(Supplied data):
========
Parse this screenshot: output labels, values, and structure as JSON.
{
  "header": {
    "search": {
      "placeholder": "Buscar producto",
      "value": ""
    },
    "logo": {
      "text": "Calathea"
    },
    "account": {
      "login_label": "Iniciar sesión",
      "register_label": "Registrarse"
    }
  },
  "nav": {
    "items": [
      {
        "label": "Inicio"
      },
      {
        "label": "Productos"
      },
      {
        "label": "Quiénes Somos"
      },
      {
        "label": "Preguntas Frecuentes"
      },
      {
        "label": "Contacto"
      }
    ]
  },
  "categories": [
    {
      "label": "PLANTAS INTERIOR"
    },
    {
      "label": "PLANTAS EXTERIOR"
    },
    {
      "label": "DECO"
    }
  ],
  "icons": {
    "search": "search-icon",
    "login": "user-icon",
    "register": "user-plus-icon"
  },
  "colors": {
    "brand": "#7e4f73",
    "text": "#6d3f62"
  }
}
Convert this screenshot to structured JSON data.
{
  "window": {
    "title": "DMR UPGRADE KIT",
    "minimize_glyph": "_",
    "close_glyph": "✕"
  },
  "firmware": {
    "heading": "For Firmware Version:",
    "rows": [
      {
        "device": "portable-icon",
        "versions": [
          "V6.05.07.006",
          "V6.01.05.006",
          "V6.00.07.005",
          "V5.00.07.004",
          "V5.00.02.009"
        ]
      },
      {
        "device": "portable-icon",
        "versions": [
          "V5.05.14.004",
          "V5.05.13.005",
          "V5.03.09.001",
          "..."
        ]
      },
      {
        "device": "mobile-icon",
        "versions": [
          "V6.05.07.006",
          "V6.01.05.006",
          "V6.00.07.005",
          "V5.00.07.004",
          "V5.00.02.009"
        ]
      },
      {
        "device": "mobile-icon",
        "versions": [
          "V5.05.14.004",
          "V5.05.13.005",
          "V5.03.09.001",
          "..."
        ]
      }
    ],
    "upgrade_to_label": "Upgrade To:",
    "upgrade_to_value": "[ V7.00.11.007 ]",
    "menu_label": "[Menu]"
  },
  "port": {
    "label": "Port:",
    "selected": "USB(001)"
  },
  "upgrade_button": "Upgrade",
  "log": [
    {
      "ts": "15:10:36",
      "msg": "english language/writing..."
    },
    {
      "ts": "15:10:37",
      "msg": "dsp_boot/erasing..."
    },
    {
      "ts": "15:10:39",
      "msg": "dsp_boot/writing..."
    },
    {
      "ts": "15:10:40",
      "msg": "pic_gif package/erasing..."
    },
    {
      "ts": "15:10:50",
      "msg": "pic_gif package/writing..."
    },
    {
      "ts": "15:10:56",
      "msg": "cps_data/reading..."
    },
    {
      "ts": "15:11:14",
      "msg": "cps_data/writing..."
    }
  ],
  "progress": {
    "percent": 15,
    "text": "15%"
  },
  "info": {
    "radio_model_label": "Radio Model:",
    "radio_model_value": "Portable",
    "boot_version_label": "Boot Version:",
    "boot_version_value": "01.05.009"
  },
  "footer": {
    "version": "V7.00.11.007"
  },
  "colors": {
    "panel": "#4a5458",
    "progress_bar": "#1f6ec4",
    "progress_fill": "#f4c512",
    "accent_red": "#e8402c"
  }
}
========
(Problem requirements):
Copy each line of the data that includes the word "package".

(Answer to this problem):
      "msg": "pic_gif package/erasing..."
      "msg": "pic_gif package/writing..."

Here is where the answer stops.